“Ten to 15 years ago, a lot of artists wouldn’t touch a commercial with a 10-foot pole – a lot of them thought it was considered selling out to place their music in an ad,” Taylor explained. “Today, they can’t get into the ad agencies fast enough because they see how much money the brand campaigns can make and how pairing music with a product can enhance their careers, put them in front of more people, and gain new fans.”
Taylor recalled Led Zeppelin as one of the first to capitalize on product branding when the trend picked up speed in recent years. The legendary British heavy metal band’s song “Rock and Roll” made advertising history in 2002 when it was heard as the theme song behind the “Breakthrough” ad campaign for Cadillac. The luxury car company’s sales soared because of it, and Led Zeppelin was introduced to a new generation,” she explained. Ross agreed that celebrities and musicians have jumped on the product branding bandwagon in recent years as the trend has become more popular.
“The fashion brands realize that a lot of their target base is plugged into the music industry and artists, so it’s a strong collaboration for both,” Ross said.
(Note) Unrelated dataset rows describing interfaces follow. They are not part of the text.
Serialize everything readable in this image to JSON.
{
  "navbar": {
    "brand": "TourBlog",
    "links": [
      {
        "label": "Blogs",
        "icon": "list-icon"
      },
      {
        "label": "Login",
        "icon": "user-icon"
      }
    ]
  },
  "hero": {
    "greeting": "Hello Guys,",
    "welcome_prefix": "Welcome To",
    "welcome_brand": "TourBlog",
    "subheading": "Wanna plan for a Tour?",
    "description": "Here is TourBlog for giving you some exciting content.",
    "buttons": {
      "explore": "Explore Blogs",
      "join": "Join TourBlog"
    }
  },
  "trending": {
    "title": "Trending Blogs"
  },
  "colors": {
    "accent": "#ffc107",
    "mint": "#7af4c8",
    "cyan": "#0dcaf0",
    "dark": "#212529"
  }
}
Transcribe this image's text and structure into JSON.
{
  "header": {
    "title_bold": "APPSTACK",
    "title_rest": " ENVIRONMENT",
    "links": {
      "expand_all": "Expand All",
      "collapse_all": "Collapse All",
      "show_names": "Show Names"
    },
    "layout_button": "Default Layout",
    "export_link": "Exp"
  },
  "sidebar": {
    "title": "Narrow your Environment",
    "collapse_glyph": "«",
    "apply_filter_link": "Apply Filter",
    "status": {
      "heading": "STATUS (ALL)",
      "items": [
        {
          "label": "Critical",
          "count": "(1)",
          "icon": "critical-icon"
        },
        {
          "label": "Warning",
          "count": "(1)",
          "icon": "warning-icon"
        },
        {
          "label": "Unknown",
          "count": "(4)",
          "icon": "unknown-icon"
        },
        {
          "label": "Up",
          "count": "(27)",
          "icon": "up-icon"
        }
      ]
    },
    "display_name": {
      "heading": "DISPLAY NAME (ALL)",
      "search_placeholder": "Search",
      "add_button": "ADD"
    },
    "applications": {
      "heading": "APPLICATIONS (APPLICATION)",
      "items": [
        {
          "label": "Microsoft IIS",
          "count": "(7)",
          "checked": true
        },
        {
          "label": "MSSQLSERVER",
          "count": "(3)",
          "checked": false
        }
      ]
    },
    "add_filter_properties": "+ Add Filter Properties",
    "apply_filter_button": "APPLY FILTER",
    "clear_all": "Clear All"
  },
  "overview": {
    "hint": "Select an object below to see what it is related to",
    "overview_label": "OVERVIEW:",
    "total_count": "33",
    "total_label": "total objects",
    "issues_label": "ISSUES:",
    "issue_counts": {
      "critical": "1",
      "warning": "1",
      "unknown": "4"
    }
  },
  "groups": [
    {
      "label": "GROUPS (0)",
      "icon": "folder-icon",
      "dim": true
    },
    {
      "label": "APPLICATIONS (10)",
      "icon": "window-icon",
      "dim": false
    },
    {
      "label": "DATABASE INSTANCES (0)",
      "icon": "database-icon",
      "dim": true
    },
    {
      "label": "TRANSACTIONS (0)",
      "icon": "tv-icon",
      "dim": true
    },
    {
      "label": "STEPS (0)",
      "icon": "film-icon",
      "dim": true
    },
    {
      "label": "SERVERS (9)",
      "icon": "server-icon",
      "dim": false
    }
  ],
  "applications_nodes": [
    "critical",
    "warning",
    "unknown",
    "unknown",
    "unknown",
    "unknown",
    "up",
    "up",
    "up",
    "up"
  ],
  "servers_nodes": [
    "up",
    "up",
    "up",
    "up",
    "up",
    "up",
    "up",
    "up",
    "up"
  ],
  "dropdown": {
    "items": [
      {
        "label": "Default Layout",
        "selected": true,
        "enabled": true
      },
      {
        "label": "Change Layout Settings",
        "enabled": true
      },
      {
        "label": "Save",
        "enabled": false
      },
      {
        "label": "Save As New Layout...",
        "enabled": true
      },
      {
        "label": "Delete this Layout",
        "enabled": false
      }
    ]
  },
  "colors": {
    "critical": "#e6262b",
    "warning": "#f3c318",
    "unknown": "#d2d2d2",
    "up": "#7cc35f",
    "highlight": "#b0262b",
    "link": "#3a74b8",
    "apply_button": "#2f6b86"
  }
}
All that branding can mean a big payday for both parties, she noted. “The brand carefully researches who they’re target audience is, and the artist also researches the brand, so it’s a good fit for them and they are comfortable being a spokesman for the brand,” Ross said. “It’s very much a strong marketing campaign and I see it increasing in the future,” she added.
Story by Christine Albano for Runway’s Spring 2015 Issue